There is a midrash—exegetical commentary in which the malachim--angels ask Moshe, “Why give the Torah to Jewish people; we want it.” What do they mean by “we want it”?
Moshe told them that they don’t have fathers and mothers, therefore there’s no need for the mitzvah of kibud av v’eim—honoring fathers and mothers, so what in the world are they talking about? The Torah, at the level of its greatest manifestation, is generic. There’s some type of a spiritual reality that conforms to kibud av v’eim; we don’t know what that is. So, they wanted to study the Torah at its original level of spirituality which is not kibud av v’eim. If that sefira becomes configured in a physical way, lo and behold, there comes a mitzvah called “kibud av v’eim,” but if you go back to its (generic) spiritual shape or identity, it’s not kibud av v’eim and that’s what they wanted to study.

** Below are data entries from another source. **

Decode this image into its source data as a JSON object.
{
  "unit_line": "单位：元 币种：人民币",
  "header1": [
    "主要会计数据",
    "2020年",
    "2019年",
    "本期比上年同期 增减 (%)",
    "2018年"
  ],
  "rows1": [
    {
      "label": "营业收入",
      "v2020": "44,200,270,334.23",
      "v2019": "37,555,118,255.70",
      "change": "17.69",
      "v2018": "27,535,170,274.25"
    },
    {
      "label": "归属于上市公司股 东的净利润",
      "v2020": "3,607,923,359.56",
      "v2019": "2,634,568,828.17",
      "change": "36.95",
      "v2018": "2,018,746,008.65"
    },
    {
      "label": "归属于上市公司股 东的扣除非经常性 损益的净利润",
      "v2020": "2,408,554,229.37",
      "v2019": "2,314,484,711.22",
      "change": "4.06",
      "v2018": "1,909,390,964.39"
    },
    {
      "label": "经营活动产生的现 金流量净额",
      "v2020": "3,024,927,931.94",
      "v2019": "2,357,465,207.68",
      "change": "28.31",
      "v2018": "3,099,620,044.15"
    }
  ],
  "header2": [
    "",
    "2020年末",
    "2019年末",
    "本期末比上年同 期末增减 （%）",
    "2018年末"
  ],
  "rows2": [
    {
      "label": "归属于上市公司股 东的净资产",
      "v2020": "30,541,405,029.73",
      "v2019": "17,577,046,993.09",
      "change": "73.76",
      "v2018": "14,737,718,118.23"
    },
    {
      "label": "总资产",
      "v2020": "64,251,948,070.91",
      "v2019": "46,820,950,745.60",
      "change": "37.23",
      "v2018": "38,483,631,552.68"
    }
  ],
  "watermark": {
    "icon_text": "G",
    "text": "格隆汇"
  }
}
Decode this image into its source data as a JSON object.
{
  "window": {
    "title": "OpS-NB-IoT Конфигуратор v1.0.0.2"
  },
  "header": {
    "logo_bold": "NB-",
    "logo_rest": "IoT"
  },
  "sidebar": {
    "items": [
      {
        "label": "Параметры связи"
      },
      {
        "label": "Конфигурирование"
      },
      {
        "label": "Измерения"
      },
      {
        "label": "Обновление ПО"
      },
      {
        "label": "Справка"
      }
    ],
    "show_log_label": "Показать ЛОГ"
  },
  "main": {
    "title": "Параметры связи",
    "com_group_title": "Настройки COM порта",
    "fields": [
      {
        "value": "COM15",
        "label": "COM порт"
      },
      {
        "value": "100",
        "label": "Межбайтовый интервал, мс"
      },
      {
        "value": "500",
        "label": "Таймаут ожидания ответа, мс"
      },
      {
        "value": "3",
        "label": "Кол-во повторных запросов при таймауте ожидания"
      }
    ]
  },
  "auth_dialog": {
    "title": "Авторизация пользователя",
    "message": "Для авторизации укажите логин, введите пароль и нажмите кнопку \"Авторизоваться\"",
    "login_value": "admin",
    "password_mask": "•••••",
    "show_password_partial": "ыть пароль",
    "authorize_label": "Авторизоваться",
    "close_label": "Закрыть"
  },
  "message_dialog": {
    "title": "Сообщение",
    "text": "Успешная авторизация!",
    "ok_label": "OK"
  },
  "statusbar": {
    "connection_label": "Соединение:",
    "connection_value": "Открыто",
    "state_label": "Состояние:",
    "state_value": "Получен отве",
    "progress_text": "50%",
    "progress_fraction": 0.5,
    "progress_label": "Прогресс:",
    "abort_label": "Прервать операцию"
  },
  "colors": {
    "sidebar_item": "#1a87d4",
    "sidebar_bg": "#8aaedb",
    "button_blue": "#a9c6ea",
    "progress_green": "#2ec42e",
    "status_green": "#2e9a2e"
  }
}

Participant: We do know some certain mitzvahs that came down before the yidden did the cheit ha’egel, for example what was written on the luchos, so why would Ha’Shem tell us, “Don’t serve other gods” when there’s no yetzer ha’ra with which to serve other gods because we would be in the messianic era?
R’Kessin: No, it could have been (the messianic era). Moshe Rabbeinu could have been the Mashiach Ben Yosef; he wasn’t.
Participant: We were leading into it.
R’Kessin: Yeah but so what? We’ve been leading into it many times. Moshe Rabbeinu was a candidate for Mashiach Ben Yosef, but he wasn’t the Mashiach Ben Yosef ‘cause it never came to fruition.
Participant: What was missing?
R’Kessin: The cheit ha’egel.
Participant: What was missing between the Torah, after the Torah was given, and what should have happened? What steps were missing for Moshe to become mashiach?
R’Kessin: ...that they should pass the nisoyin—test of cheit ha’egel. That was missing. That was the last test.
Participant: I’m saying that, had they passed that test, we would not have had “don’t serve other gods”?
R’Kessin: No. So then, “don’t serve other gods” would’ve been its spiritual root.
Participant: What change would that do then?
R’Kessin: Well, like I said, the luchos were given before, or “re-conformed.” The luchos were given before the cheit ha’egel, right? Moshe Rabbeinu went up and, on the fortieth day, when he was supposed to come down, he came down late.
Participant: We’d still have Shabbos, right? Shabbos is....
R’Kessin: It would have been the spiritual form of Shabbos.
Participant: So, we would have a different type of Shabbos than we have today?
R’Kessin: There would be a different spiritual form of Shabbos.
Participant: Therefore, there would be no such thing as being mechalel Shabbos—violating Shabbos or, by mistake, being mechalel Shabbos.
R’Kessin: Yeah, but we don’t know what that form is. The malachim knew; they wanted to study it. They wanted to study Torah to level of the sefiros, not the level of mitzvahs because, behind each mitzvah is a sefira. It’s a whole configuration of sefiros. We don’t know what that is. They wanted to study because the malachim are not here. They wanna study the Torah at the level of sefiros. Do you know I’m saying?
Participant: We affect those higher levels. We don’t know what we’re doing.
R’Kessin: We affect them, correct. We have to undo the damage that was done to those high levels, sure.
Participant: Thank you very much.